| What you need to do |
Reproduce all entries precisely as they are written.
__________
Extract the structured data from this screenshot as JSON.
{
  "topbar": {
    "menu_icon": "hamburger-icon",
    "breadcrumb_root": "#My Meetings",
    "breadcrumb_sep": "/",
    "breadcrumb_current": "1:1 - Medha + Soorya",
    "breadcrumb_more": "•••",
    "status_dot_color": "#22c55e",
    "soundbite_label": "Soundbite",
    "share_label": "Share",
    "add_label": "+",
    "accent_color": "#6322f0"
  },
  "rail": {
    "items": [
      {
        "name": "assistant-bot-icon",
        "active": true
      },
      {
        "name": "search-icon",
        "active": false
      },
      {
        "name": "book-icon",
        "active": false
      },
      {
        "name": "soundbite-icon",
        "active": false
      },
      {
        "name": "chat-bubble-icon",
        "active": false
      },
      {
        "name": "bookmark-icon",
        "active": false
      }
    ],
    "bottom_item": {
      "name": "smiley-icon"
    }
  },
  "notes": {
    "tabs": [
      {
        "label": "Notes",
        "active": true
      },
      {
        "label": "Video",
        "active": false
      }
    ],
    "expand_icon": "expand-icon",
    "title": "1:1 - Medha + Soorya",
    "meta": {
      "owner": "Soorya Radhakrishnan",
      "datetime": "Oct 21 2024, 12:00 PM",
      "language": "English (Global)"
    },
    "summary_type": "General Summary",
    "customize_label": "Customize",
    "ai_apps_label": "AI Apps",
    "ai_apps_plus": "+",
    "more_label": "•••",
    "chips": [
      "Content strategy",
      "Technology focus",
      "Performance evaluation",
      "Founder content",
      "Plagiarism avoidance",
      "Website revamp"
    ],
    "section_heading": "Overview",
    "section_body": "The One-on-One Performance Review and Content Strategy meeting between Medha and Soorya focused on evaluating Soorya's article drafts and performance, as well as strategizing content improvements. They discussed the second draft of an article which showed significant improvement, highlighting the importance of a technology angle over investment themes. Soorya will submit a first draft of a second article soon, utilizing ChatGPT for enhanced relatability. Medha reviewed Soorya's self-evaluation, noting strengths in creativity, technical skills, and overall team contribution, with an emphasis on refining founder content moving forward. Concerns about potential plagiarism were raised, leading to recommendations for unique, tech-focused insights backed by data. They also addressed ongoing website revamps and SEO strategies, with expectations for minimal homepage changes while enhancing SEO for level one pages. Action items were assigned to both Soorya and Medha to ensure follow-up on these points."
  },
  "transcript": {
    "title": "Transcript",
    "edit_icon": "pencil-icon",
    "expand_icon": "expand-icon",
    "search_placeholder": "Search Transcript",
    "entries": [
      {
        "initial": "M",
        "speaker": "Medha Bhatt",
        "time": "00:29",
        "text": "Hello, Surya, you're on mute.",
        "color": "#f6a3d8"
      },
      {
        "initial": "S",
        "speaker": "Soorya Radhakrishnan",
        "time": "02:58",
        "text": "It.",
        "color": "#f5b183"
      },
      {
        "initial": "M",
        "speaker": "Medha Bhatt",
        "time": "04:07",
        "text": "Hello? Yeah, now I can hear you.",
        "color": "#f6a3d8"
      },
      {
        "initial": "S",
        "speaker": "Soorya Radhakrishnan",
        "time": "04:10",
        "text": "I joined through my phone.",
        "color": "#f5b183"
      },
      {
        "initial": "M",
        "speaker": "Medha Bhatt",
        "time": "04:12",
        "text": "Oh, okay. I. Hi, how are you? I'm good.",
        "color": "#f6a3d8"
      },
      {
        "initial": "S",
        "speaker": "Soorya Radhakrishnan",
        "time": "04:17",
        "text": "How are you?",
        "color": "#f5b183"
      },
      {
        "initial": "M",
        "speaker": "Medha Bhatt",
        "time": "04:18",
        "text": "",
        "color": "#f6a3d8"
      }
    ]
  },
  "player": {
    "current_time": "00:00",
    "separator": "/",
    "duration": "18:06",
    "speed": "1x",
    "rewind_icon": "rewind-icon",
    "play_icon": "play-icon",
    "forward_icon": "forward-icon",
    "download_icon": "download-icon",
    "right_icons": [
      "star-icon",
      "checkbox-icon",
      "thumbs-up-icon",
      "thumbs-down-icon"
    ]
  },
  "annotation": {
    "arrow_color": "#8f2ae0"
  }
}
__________
| Solution |
Extract the structured data from this screenshot as JSON.
{
  "topbar": {
    "menu_icon": "hamburger-icon",
    "breadcrumb_root": "#My Meetings",
    "breadcrumb_sep": "/",
    "breadcrumb_current": "1:1 - Medha + Soorya",
    "breadcrumb_more": "•••",
    "status_dot_color": "#22c55e",
    "soundbite_label": "Soundbite",
    "share_label": "Share",
    "add_label": "+",
    "accent_color": "#6322f0"
  },
  "rail": {
    "items": [
      {
        "name": "assistant-bot-icon",
        "active": true
      },
      {
        "name": "search-icon",
        "active": false
      },
      {
        "name": "book-icon",
        "active": false
      },
      {
        "name": "soundbite-icon",
        "active": false
      },
      {
        "name": "chat-bubble-icon",
        "active": false
      },
      {
        "name": "bookmark-icon",
        "active": false
      }
    ],
    "bottom_item": {
      "name": "smiley-icon"
    }
  },
  "notes": {
    "tabs": [
      {
        "label": "Notes",
        "active": true
      },
      {
        "label": "Video",
        "active": false
      }
    ],
    "expand_icon": "expand-icon",
    "title": "1:1 - Medha + Soorya",
    "meta": {
      "owner": "Soorya Radhakrishnan",
      "datetime": "Oct 21 2024, 12:00 PM",
      "language": "English (Global)"
    },
    "summary_type": "General Summary",
    "customize_label": "Customize",
    "ai_apps_label": "AI Apps",
    "ai_apps_plus": "+",
    "more_label": "•••",
    "chips": [
      "Content strategy",
      "Technology focus",
      "Performance evaluation",
      "Founder content",
      "Plagiarism avoidance",
      "Website revamp"
    ],
    "section_heading": "Overview",
    "section_body": "The One-on-One Performance Review and Content Strategy meeting between Medha and Soorya focused on evaluating Soorya's article drafts and performance, as well as strategizing content improvements. They discussed the second draft of an article which showed significant improvement, highlighting the importance of a technology angle over investment themes. Soorya will submit a first draft of a second article soon, utilizing ChatGPT for enhanced relatability. Medha reviewed Soorya's self-evaluation, noting strengths in creativity, technical skills, and overall team contribution, with an emphasis on refining founder content moving forward. Concerns about potential plagiarism were raised, leading to recommendations for unique, tech-focused insights backed by data. They also addressed ongoing website revamps and SEO strategies, with expectations for minimal homepage changes while enhancing SEO for level one pages. Action items were assigned to both Soorya and Medha to ensure follow-up on these points."
  },
  "transcript": {
    "title": "Transcript",
    "edit_icon": "pencil-icon",
    "expand_icon": "expand-icon",
    "search_placeholder": "Search Transcript",
    "entries": [
      {
        "initial": "M",
        "speaker": "Medha Bhatt",
        "time": "00:29",
        "text": "Hello, Surya, you're on mute.",
        "color": "#f6a3d8"
      },
      {
        "initial": "S",
        "speaker": "Soorya Radhakrishnan",
        "time": "02:58",
        "text": "It.",
        "color": "#f5b183"
      },
      {
        "initial": "M",
        "speaker": "Medha Bhatt",
        "time": "04:07",
        "text": "Hello? Yeah, now I can hear you.",
        "color": "#f6a3d8"
      },
      {
        "initial": "S",
        "speaker": "Soorya Radhakrishnan",
        "time": "04:10",
        "text": "I joined through my phone.",
        "color": "#f5b183"
      },
      {
        "initial": "M",
        "speaker": "Medha Bhatt",
        "time": "04:12",
        "text": "Oh, okay. I. Hi, how are you? I'm good.",
        "color": "#f6a3d8"
      },
      {
        "initial": "S",
        "speaker": "Soorya Radhakrishnan",
        "time": "04:17",
        "text": "How are you?",
        "color": "#f5b183"
      },
      {
        "initial": "M",
        "speaker": "Medha Bhatt",
        "time": "04:18",
        "text": "",
        "color": "#f6a3d8"
      }
    ]
  },
  "player": {
    "current_time": "00:00",
    "separator": "/",
    "duration": "18:06",
    "speed": "1x",
    "rewind_icon": "rewind-icon",
    "play_icon": "play-icon",
    "forward_icon": "forward-icon",
    "download_icon": "download-icon",
    "right_icons": [
      "star-icon",
      "checkbox-icon",
      "thumbs-up-icon",
      "thumbs-down-icon"
    ]
  },
  "annotation": {
    "arrow_color": "#8f2ae0"
  }
}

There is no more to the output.